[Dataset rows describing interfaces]

=== Section Start ===

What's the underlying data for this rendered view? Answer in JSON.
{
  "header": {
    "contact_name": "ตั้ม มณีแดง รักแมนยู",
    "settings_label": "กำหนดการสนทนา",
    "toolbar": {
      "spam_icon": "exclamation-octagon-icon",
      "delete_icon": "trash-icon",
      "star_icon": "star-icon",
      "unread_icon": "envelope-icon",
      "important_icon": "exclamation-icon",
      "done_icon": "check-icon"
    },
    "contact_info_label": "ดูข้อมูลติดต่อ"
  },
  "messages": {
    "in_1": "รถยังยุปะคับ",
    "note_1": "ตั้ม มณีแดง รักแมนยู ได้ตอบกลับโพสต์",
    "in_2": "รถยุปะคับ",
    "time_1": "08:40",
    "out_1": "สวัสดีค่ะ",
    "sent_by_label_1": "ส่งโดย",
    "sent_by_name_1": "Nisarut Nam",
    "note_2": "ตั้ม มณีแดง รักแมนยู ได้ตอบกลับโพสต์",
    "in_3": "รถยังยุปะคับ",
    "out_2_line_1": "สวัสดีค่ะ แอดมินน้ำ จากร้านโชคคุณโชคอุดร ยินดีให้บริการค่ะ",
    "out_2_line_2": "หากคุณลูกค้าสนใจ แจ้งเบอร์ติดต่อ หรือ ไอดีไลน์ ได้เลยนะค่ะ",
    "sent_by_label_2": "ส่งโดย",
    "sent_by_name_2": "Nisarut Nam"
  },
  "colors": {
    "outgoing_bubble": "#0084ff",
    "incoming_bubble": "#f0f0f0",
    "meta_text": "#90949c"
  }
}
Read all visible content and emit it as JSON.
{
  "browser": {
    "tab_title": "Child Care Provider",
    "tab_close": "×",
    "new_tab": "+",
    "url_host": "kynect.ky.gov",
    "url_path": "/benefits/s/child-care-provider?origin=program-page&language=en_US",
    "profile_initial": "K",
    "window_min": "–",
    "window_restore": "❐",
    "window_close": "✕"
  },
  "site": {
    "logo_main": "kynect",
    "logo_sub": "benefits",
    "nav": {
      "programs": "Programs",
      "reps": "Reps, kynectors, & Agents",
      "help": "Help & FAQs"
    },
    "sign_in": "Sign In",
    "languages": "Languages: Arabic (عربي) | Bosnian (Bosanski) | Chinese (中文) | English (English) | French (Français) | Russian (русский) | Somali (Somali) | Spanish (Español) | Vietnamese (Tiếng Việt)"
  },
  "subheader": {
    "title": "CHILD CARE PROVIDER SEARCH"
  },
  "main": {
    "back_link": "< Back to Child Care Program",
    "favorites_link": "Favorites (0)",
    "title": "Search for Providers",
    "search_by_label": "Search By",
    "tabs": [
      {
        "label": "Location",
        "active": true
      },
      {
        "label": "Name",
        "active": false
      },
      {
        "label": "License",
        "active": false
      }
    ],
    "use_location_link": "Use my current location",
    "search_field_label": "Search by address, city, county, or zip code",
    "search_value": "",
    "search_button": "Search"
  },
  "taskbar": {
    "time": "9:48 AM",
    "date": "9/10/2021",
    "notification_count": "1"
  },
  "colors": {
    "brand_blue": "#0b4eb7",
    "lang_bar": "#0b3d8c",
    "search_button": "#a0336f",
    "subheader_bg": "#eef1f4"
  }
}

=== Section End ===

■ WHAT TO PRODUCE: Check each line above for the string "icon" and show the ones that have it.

■ TASK RESULT:
      "spam_icon": "exclamation-octagon-icon",
      "delete_icon": "trash-icon",
      "star_icon": "star-icon",
      "unread_icon": "envelope-icon",
      "important_icon": "exclamation-icon",
      "done_icon": "check-icon"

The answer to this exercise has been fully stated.